Give back all of the data verbatim.

» **INFORMATION PROVIDED**:
******

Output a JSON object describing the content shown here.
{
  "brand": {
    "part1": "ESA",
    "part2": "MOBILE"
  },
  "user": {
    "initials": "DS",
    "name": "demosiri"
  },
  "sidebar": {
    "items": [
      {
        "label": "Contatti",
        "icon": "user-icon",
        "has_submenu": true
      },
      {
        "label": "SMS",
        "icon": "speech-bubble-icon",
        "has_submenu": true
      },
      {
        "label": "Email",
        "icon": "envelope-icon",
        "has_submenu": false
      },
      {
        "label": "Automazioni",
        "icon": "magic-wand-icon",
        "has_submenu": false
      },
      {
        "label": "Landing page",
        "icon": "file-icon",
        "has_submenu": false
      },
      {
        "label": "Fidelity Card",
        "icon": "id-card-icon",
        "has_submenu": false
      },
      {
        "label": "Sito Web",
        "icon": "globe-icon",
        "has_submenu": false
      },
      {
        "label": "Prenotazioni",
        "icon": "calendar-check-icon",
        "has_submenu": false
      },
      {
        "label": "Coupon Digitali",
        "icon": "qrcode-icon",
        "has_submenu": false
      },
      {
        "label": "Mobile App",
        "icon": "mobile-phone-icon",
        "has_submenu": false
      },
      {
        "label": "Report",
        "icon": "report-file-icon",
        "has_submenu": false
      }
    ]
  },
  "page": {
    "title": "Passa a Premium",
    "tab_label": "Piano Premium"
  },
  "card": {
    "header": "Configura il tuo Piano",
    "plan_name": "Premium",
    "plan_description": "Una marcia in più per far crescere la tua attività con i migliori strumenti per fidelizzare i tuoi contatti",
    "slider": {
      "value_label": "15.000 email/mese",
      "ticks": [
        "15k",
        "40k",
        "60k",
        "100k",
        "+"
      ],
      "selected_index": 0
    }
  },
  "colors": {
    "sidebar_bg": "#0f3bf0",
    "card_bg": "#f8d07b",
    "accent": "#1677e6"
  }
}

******

» **WRITTEN RESPONSE**:
Output a JSON object describing the content shown here.
{
  "brand": {
    "part1": "ESA",
    "part2": "MOBILE"
  },
  "user": {
    "initials": "DS",
    "name": "demosiri"
  },
  "sidebar": {
    "items": [
      {
        "label": "Contatti",
        "icon": "user-icon",
        "has_submenu": true
      },
      {
        "label": "SMS",
        "icon": "speech-bubble-icon",
        "has_submenu": true
      },
      {
        "label": "Email",
        "icon": "envelope-icon",
        "has_submenu": false
      },
      {
        "label": "Automazioni",
        "icon": "magic-wand-icon",
        "has_submenu": false
      },
      {
        "label": "Landing page",
        "icon": "file-icon",
        "has_submenu": false
      },
      {
        "label": "Fidelity Card",
        "icon": "id-card-icon",
        "has_submenu": false
      },
      {
        "label": "Sito Web",
        "icon": "globe-icon",
        "has_submenu": false
      },
      {
        "label": "Prenotazioni",
        "icon": "calendar-check-icon",
        "has_submenu": false
      },
      {
        "label": "Coupon Digitali",
        "icon": "qrcode-icon",
        "has_submenu": false
      },
      {
        "label": "Mobile App",
        "icon": "mobile-phone-icon",
        "has_submenu": false
      },
      {
        "label": "Report",
        "icon": "report-file-icon",
        "has_submenu": false
      }
    ]
  },
  "page": {
    "title": "Passa a Premium",
    "tab_label": "Piano Premium"
  },
  "card": {
    "header": "Configura il tuo Piano",
    "plan_name": "Premium",
    "plan_description": "Una marcia in più per far crescere la tua attività con i migliori strumenti per fidelizzare i tuoi contatti",
    "slider": {
      "value_label": "15.000 email/mese",
      "ticks": [
        "15k",
        "40k",
        "60k",
        "100k",
        "+"
      ],
      "selected_index": 0
    }
  },
  "colors": {
    "sidebar_bg": "#0f3bf0",
    "card_bg": "#f8d07b",
    "accent": "#1677e6"
  }
}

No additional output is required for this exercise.